What is expected — Where an entry holds an image, leave the image out; otherwise reproduce the entry exactly.

Input —
┌──
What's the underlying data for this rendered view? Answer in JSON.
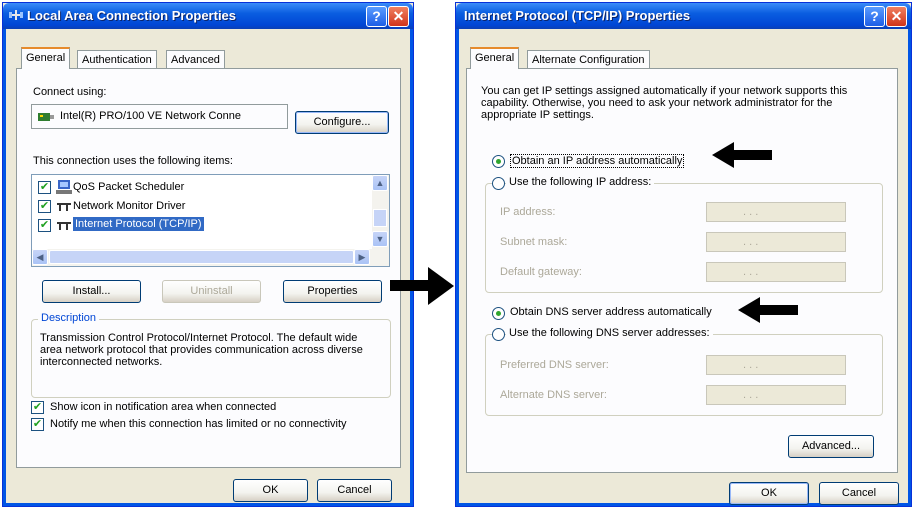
{
  "lac": {
    "title": "Local Area Connection Properties",
    "tabs": [
      "General",
      "Authentication",
      "Advanced"
    ],
    "connect_using_label": "Connect using:",
    "adapter_name": "Intel(R) PRO/100 VE Network Conne",
    "configure_label": "Configure...",
    "items_label": "This connection uses the following items:",
    "items": [
      {
        "label": "QoS Packet Scheduler",
        "checked": true,
        "icon": "scheduler-icon"
      },
      {
        "label": "Network Monitor Driver",
        "checked": true,
        "icon": "network-protocol-icon"
      },
      {
        "label": "Internet Protocol (TCP/IP)",
        "checked": true,
        "icon": "network-protocol-icon",
        "selected": true
      }
    ],
    "install_label": "Install...",
    "uninstall_label": "Uninstall",
    "properties_label": "Properties",
    "description_title": "Description",
    "description_text": "Transmission Control Protocol/Internet Protocol. The default wide area network protocol that provides communication across diverse interconnected networks.",
    "show_icon_label": "Show icon in notification area when connected",
    "show_icon_checked": true,
    "notify_label": "Notify me when this connection has limited or no connectivity",
    "notify_checked": true,
    "ok_label": "OK",
    "cancel_label": "Cancel"
  },
  "tcpip": {
    "title": "Internet Protocol (TCP/IP) Properties",
    "tabs": [
      "General",
      "Alternate Configuration"
    ],
    "intro_text": "You can get IP settings assigned automatically if your network supports this capability. Otherwise, you need to ask your network administrator for the appropriate IP settings.",
    "obtain_ip_label": "Obtain an IP address automatically",
    "use_ip_label": "Use the following IP address:",
    "ip_address_label": "IP address:",
    "subnet_label": "Subnet mask:",
    "gateway_label": "Default gateway:",
    "obtain_dns_label": "Obtain DNS server address automatically",
    "use_dns_label": "Use the following DNS server addresses:",
    "preferred_dns_label": "Preferred DNS server:",
    "alternate_dns_label": "Alternate DNS server:",
    "ip_placeholder": ".   .   .",
    "advanced_label": "Advanced...",
    "ok_label": "OK",
    "cancel_label": "Cancel"
  },
  "colors": {
    "titlebar": "#0a5de0",
    "dialog_bg": "#ece9d8",
    "selection": "#316ac5",
    "check_green": "#21a121"
  }
}
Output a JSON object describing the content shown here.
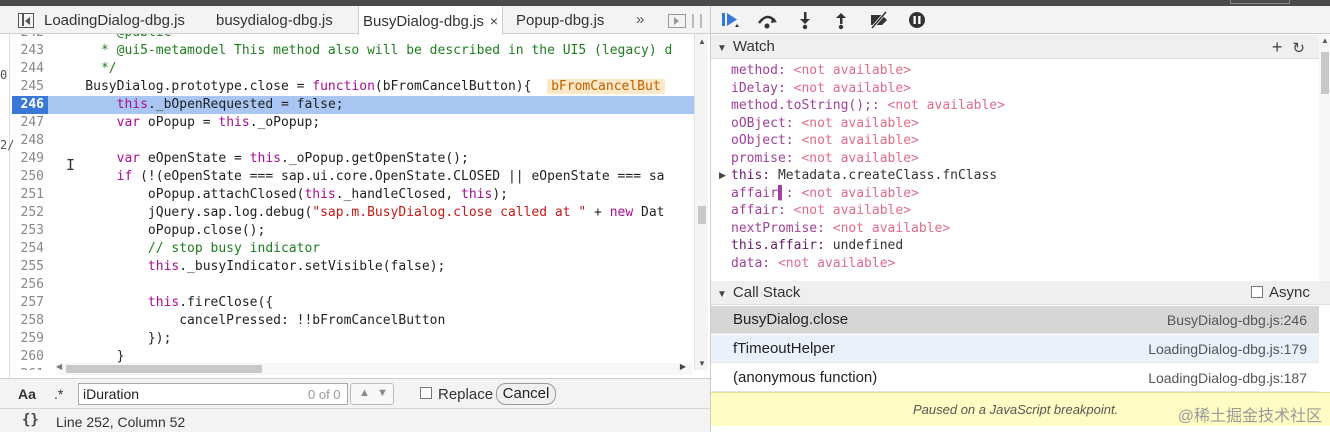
{
  "tabs": [
    {
      "label": "LoadingDialog-dbg.js",
      "active": false
    },
    {
      "label": "busydialog-dbg.js",
      "active": false
    },
    {
      "label": "BusyDialog-dbg.js",
      "active": true
    },
    {
      "label": "Popup-dbg.js",
      "active": false
    }
  ],
  "tab_close": "×",
  "tab_more": "»",
  "gutter_chars": [
    "0",
    "2/"
  ],
  "code_lines": [
    {
      "num": "242",
      "text": "      * @public"
    },
    {
      "num": "243",
      "text": "      * @ui5-metamodel This method also will be described in the UI5 (legacy) d"
    },
    {
      "num": "244",
      "text": "      */"
    },
    {
      "num": "245",
      "text": "    BusyDialog.prototype.close = function(bFromCancelButton){  ",
      "inline": "bFromCancelBut"
    },
    {
      "num": "246",
      "text": "        this._bOpenRequested = false;",
      "current": true
    },
    {
      "num": "247",
      "text": "        var oPopup = this._oPopup;"
    },
    {
      "num": "248",
      "text": ""
    },
    {
      "num": "249",
      "text": "        var eOpenState = this._oPopup.getOpenState();"
    },
    {
      "num": "250",
      "text": "        if (!(eOpenState === sap.ui.core.OpenState.CLOSED || eOpenState === sa"
    },
    {
      "num": "251",
      "text": "            oPopup.attachClosed(this._handleClosed, this);"
    },
    {
      "num": "252",
      "text": "            jQuery.sap.log.debug(\"sap.m.BusyDialog.close called at \" + new Dat"
    },
    {
      "num": "253",
      "text": "            oPopup.close();"
    },
    {
      "num": "254",
      "text": "            // stop busy indicator"
    },
    {
      "num": "255",
      "text": "            this._busyIndicator.setVisible(false);"
    },
    {
      "num": "256",
      "text": ""
    },
    {
      "num": "257",
      "text": "            this.fireClose({"
    },
    {
      "num": "258",
      "text": "                cancelPressed: !!bFromCancelButton"
    },
    {
      "num": "259",
      "text": "            });"
    },
    {
      "num": "260",
      "text": "        }"
    },
    {
      "num": "261",
      "text": ""
    }
  ],
  "search": {
    "case_label": "Aa",
    "regex_label": ".*",
    "value": "iDuration",
    "count": "0 of 0",
    "replace_label": "Replace",
    "cancel_label": "Cancel"
  },
  "status": {
    "braces": "{}",
    "position": "Line 252, Column 52"
  },
  "watch": {
    "title": "Watch",
    "add": "+",
    "refresh": "↻",
    "items": [
      {
        "expr": "method",
        "sep": ": ",
        "value": "<not available>",
        "na": true
      },
      {
        "expr": "iDelay",
        "sep": ": ",
        "value": "<not available>",
        "na": true
      },
      {
        "expr": "method.toString();",
        "sep": ": ",
        "value": "<not available>",
        "na": true
      },
      {
        "expr": "oOBject",
        "sep": ": ",
        "value": "<not available>",
        "na": true
      },
      {
        "expr": "oObject",
        "sep": ": ",
        "value": "<not available>",
        "na": true
      },
      {
        "expr": "promise",
        "sep": ": ",
        "value": "<not available>",
        "na": true
      },
      {
        "expr": "this",
        "sep": ": ",
        "value": "Metadata.createClass.fnClass",
        "na": false,
        "expandable": true
      },
      {
        "expr": "affair▌",
        "sep": ": ",
        "value": "<not available>",
        "na": true
      },
      {
        "expr": "affair",
        "sep": ": ",
        "value": "<not available>",
        "na": true
      },
      {
        "expr": "nextPromise",
        "sep": ": ",
        "value": "<not available>",
        "na": true
      },
      {
        "expr": "this.affair",
        "sep": ": ",
        "value": "undefined",
        "na": false
      },
      {
        "expr": "data",
        "sep": ": ",
        "value": "<not available>",
        "na": true
      }
    ]
  },
  "callstack": {
    "title": "Call Stack",
    "async_label": "Async",
    "frames": [
      {
        "fn": "BusyDialog.close",
        "loc": "BusyDialog-dbg.js:246",
        "state": "selected"
      },
      {
        "fn": "fTimeoutHelper",
        "loc": "LoadingDialog-dbg.js:179",
        "state": "hover"
      },
      {
        "fn": "(anonymous function)",
        "loc": "LoadingDialog-dbg.js:187",
        "state": ""
      }
    ]
  },
  "paused_message": "Paused on a JavaScript breakpoint.",
  "watermark": "@稀土掘金技术社区"
}
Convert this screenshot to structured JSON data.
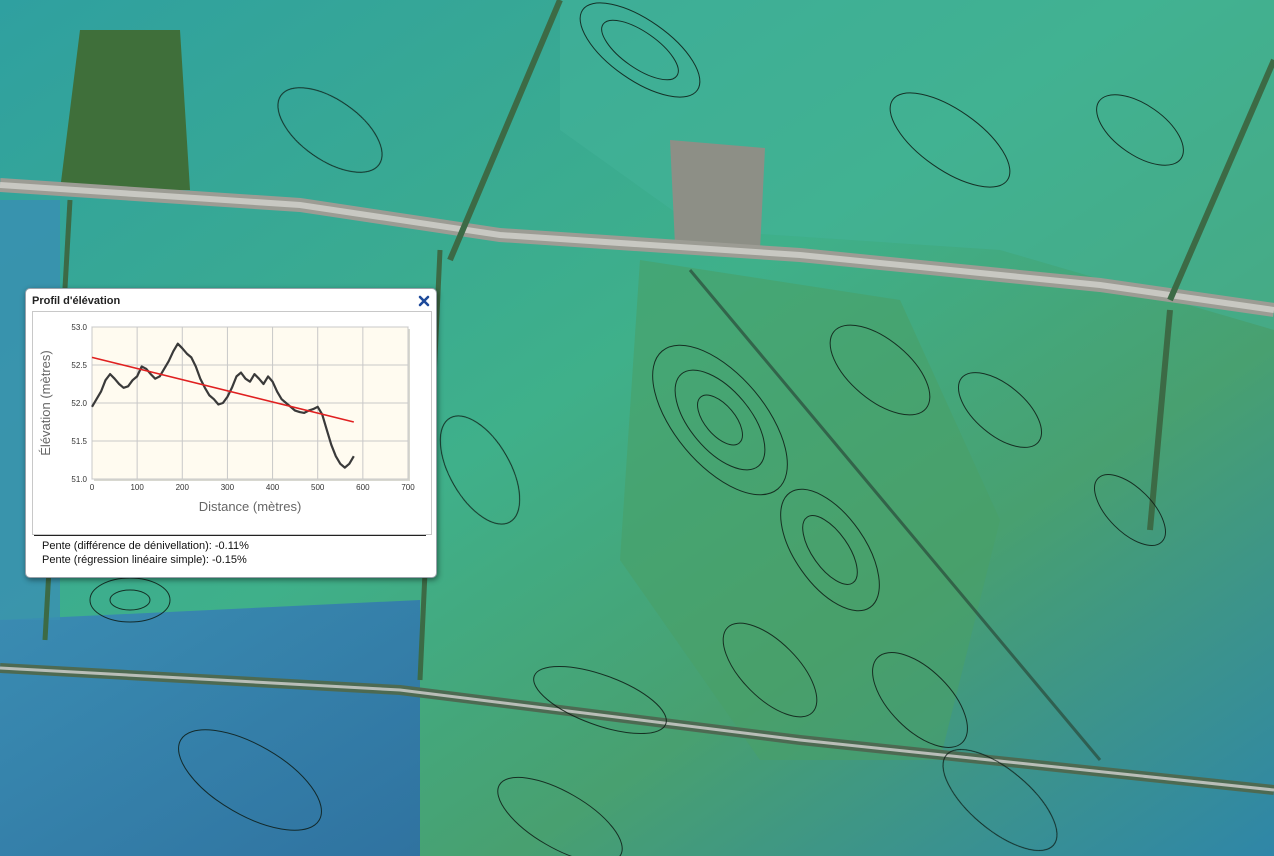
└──
Exercise solution —
What's the underlying data for this rendered view? Answer in JSON.
{
  "lac": {
    "title": "Local Area Connection Properties",
    "tabs": [
      "General",
      "Authentication",
      "Advanced"
    ],
    "connect_using_label": "Connect using:",
    "adapter_name": "Intel(R) PRO/100 VE Network Conne",
    "configure_label": "Configure...",
    "items_label": "This connection uses the following items:",
    "items": [
      {
        "label": "QoS Packet Scheduler",
        "checked": true,
        "icon": "scheduler-icon"
      },
      {
        "label": "Network Monitor Driver",
        "checked": true,
        "icon": "network-protocol-icon"
      },
      {
        "label": "Internet Protocol (TCP/IP)",
        "checked": true,
        "icon": "network-protocol-icon",
        "selected": true
      }
    ],
    "install_label": "Install...",
    "uninstall_label": "Uninstall",
    "properties_label": "Properties",
    "description_title": "Description",
    "description_text": "Transmission Control Protocol/Internet Protocol. The default wide area network protocol that provides communication across diverse interconnected networks.",
    "show_icon_label": "Show icon in notification area when connected",
    "show_icon_checked": true,
    "notify_label": "Notify me when this connection has limited or no connectivity",
    "notify_checked": true,
    "ok_label": "OK",
    "cancel_label": "Cancel"
  },
  "tcpip": {
    "title": "Internet Protocol (TCP/IP) Properties",
    "tabs": [
      "General",
      "Alternate Configuration"
    ],
    "intro_text": "You can get IP settings assigned automatically if your network supports this capability. Otherwise, you need to ask your network administrator for the appropriate IP settings.",
    "obtain_ip_label": "Obtain an IP address automatically",
    "use_ip_label": "Use the following IP address:",
    "ip_address_label": "IP address:",
    "subnet_label": "Subnet mask:",
    "gateway_label": "Default gateway:",
    "obtain_dns_label": "Obtain DNS server address automatically",
    "use_dns_label": "Use the following DNS server addresses:",
    "preferred_dns_label": "Preferred DNS server:",
    "alternate_dns_label": "Alternate DNS server:",
    "ip_placeholder": ".   .   .",
    "advanced_label": "Advanced...",
    "ok_label": "OK",
    "cancel_label": "Cancel"
  },
  "colors": {
    "titlebar": "#0a5de0",
    "dialog_bg": "#ece9d8",
    "selection": "#316ac5",
    "check_green": "#21a121"
  }
}
Output a JSON object describing the content shown here.
{
  "tabs": [
    {
      "label": "LoadingDialog-dbg.js",
      "active": false
    },
    {
      "label": "busydialog-dbg.js",
      "active": false
    },
    {
      "label": "BusyDialog-dbg.js",
      "active": true
    },
    {
      "label": "Popup-dbg.js",
      "active": false
    }
  ],
  "tab_close": "×",
  "tab_more": "»",
  "gutter_chars": [
    "0",
    "2/"
  ],
  "code_lines": [
    {
      "num": "242",
      "text": "      * @public"
    },
    {
      "num": "243",
      "text": "      * @ui5-metamodel This method also will be described in the UI5 (legacy) d"
    },
    {
      "num": "244",
      "text": "      */"
    },
    {
      "num": "245",
      "text": "    BusyDialog.prototype.close = function(bFromCancelButton){  ",
      "inline": "bFromCancelBut"
    },
    {
      "num": "246",
      "text": "        this._bOpenRequested = false;",
      "current": true
    },
    {
      "num": "247",
      "text": "        var oPopup = this._oPopup;"
    },
    {
      "num": "248",
      "text": ""
    },
    {
      "num": "249",
      "text": "        var eOpenState = this._oPopup.getOpenState();"
    },
    {
      "num": "250",
      "text": "        if (!(eOpenState === sap.ui.core.OpenState.CLOSED || eOpenState === sa"
    },
    {
      "num": "251",
      "text": "            oPopup.attachClosed(this._handleClosed, this);"
    },
    {
      "num": "252",
      "text": "            jQuery.sap.log.debug(\"sap.m.BusyDialog.close called at \" + new Dat"
    },
    {
      "num": "253",
      "text": "            oPopup.close();"
    },
    {
      "num": "254",
      "text": "            // stop busy indicator"
    },
    {
      "num": "255",
      "text": "            this._busyIndicator.setVisible(false);"
    },
    {
      "num": "256",
      "text": ""
    },
    {
      "num": "257",
      "text": "            this.fireClose({"
    },
    {
      "num": "258",
      "text": "                cancelPressed: !!bFromCancelButton"
    },
    {
      "num": "259",
      "text": "            });"
    },
    {
      "num": "260",
      "text": "        }"
    },
    {
      "num": "261",
      "text": ""
    }
  ],
  "search": {
    "case_label": "Aa",
    "regex_label": ".*",
    "value": "iDuration",
    "count": "0 of 0",
    "replace_label": "Replace",
    "cancel_label": "Cancel"
  },
  "status": {
    "braces": "{}",
    "position": "Line 252, Column 52"
  },
  "watch": {
    "title": "Watch",
    "add": "+",
    "refresh": "↻",
    "items": [
      {
        "expr": "method",
        "sep": ": ",
        "value": "<not available>",
        "na": true
      },
      {
        "expr": "iDelay",
        "sep": ": ",
        "value": "<not available>",
        "na": true
      },
      {
        "expr": "method.toString();",
        "sep": ": ",
        "value": "<not available>",
        "na": true
      },
      {
        "expr": "oOBject",
        "sep": ": ",
        "value": "<not available>",
        "na": true
      },
      {
        "expr": "oObject",
        "sep": ": ",
        "value": "<not available>",
        "na": true
      },
      {
        "expr": "promise",
        "sep": ": ",
        "value": "<not available>",
        "na": true
      },
      {
        "expr": "this",
        "sep": ": ",
        "value": "Metadata.createClass.fnClass",
        "na": false,
        "expandable": true
      },
      {
        "expr": "affair▌",
        "sep": ": ",
        "value": "<not available>",
        "na": true
      },
      {
        "expr": "affair",
        "sep": ": ",
        "value": "<not available>",
        "na": true
      },
      {
        "expr": "nextPromise",
        "sep": ": ",
        "value": "<not available>",
        "na": true
      },
      {
        "expr": "this.affair",
        "sep": ": ",
        "value": "undefined",
        "na": false
      },
      {
        "expr": "data",
        "sep": ": ",
        "value": "<not available>",
        "na": true
      }
    ]
  },
  "callstack": {
    "title": "Call Stack",
    "async_label": "Async",
    "frames": [
      {
        "fn": "BusyDialog.close",
        "loc": "BusyDialog-dbg.js:246",
        "state": "selected"
      },
      {
        "fn": "fTimeoutHelper",
        "loc": "LoadingDialog-dbg.js:179",
        "state": "hover"
      },
      {
        "fn": "(anonymous function)",
        "loc": "LoadingDialog-dbg.js:187",
        "state": ""
      }
    ]
  },
  "paused_message": "Paused on a JavaScript breakpoint.",
  "watermark": "@稀土掘金技术社区"
}
Convert this screenshot to structured JSON data.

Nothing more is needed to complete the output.